More must be done to help people who have lost weight to keep the pounds off, experts have said.
Interventions that help people keep the weight off have "small but significant" benefits on weight loss maintenance, they said.
Academics from the University of Newcastle said in a bid to try and stem the UK's growing obesity epidemic, NHS officials should plough more resources into helping those who have managed to shed the pounds.
While weight loss interventions can produce initial weight loss, a third of people usually regain a third of the weight within a year and the rest within three to five years.
The academics, alongside researchers from Fuse, a centre for research in public health, examined previous studies on weight loss interventions.
Their paper, published in the BMJ, looked at 45 previous studies from around the world, involving 7,788 people. The interventions examined included helping with dietary changes, physical activity, drugs, food supplements and meal replacements.
They found that those who received weight loss interventions including both exercise and dietary changes regained 1.56kg less over a year than people who had no help to keep their weight off.
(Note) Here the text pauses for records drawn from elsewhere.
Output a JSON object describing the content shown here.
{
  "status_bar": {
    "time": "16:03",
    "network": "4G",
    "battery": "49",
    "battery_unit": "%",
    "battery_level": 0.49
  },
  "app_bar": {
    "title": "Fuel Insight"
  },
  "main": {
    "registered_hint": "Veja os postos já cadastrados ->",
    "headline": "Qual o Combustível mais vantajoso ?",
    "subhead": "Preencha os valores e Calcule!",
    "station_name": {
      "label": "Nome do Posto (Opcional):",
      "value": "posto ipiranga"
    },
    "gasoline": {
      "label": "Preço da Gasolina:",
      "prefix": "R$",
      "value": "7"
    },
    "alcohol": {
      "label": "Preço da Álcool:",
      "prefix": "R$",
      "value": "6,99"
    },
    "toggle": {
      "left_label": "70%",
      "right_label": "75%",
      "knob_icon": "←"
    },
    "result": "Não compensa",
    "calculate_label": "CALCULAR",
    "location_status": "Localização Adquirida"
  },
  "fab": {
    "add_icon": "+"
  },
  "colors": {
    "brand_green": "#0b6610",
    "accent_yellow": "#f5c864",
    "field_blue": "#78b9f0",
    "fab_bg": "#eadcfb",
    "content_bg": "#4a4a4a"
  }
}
Dr Falko Sniehotta, reader in health psychology at Newcastle University, and member of Fuse, said: "Many people succeed in losing weight but struggle when it comes to keeping it off. If we are going to improve public heath then maintaining weight loss is one of the key issues that we need to solve.
"Our findings are encouraging as they demonstrate that we can slow down weight regain.
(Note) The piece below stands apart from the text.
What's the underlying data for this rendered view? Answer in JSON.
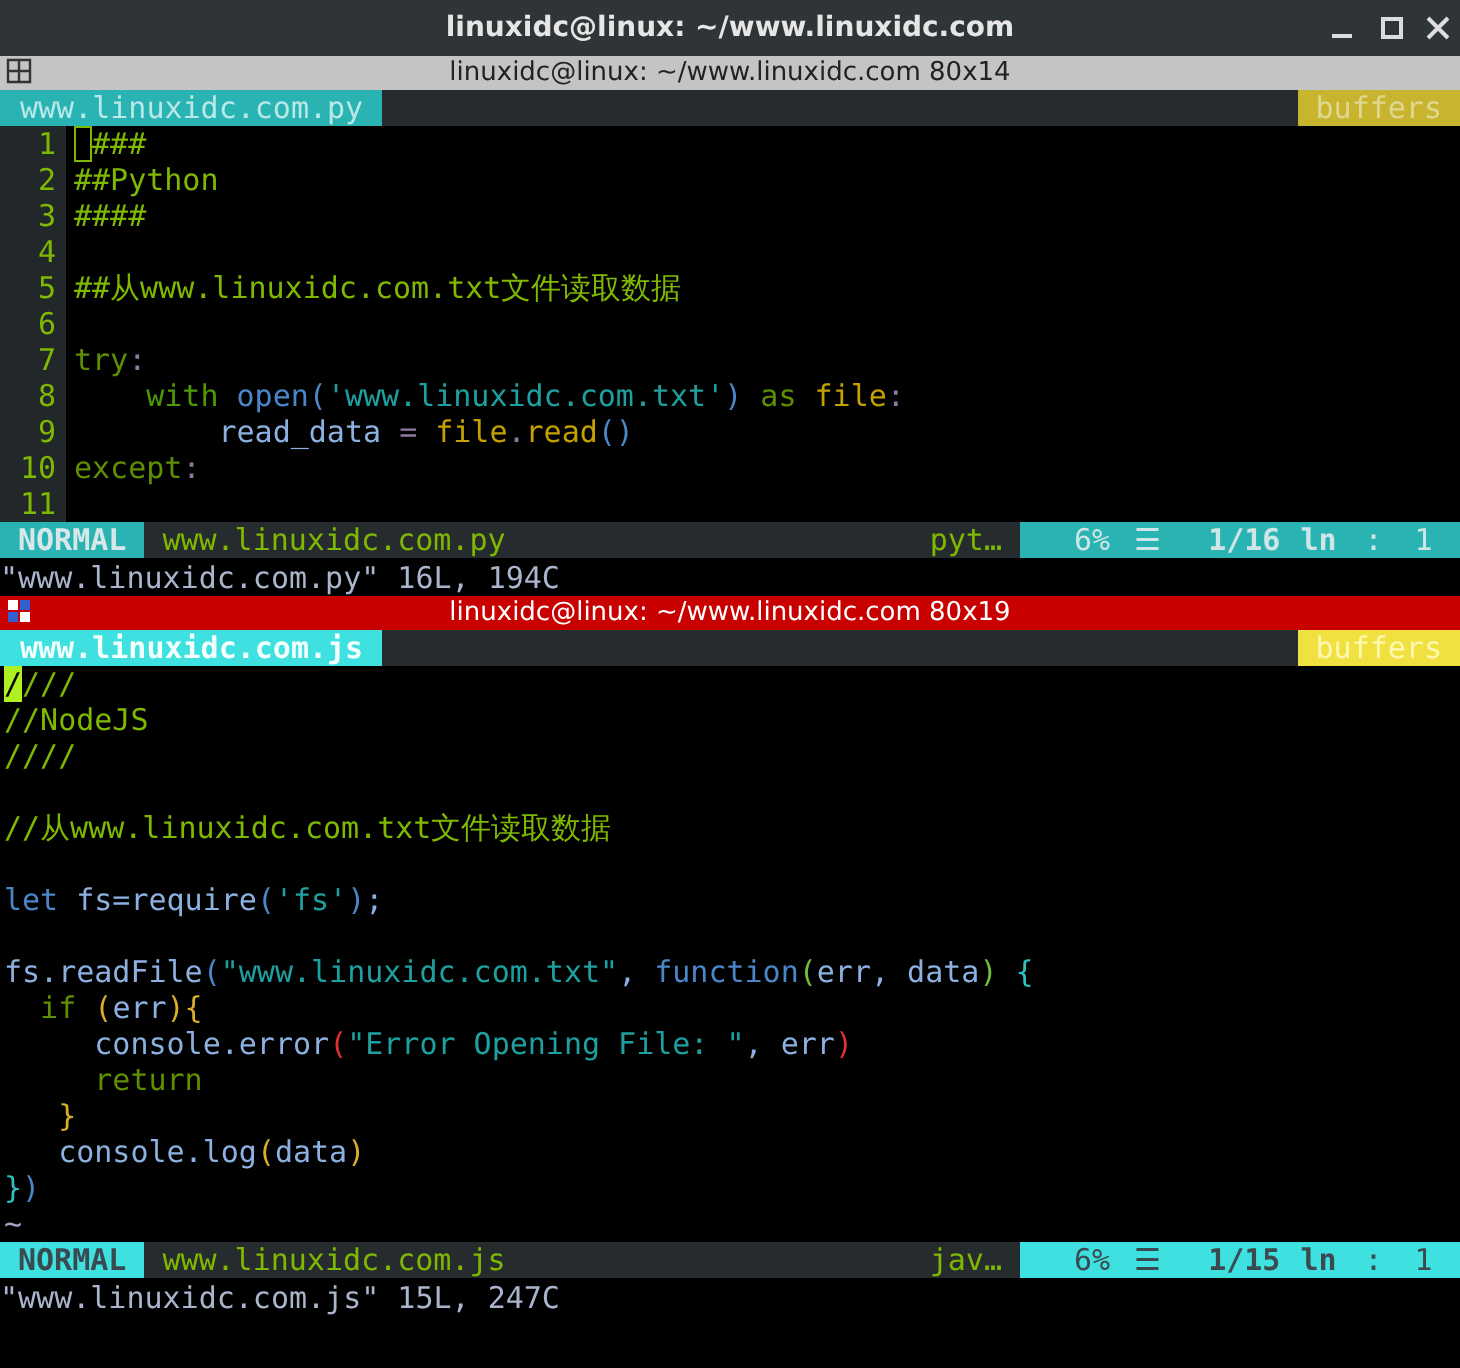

"As a society we make considerable personal and financial investments in weight loss. To translate these investments into better public health we need to ensure optimal support for those who have lost weight.
"More effort is needed to understand the psychology and physiology of weight loss maintenance, to optimise interventions and to make evidence-based support widely available to the people who have demonstrated their determination by losing pounds."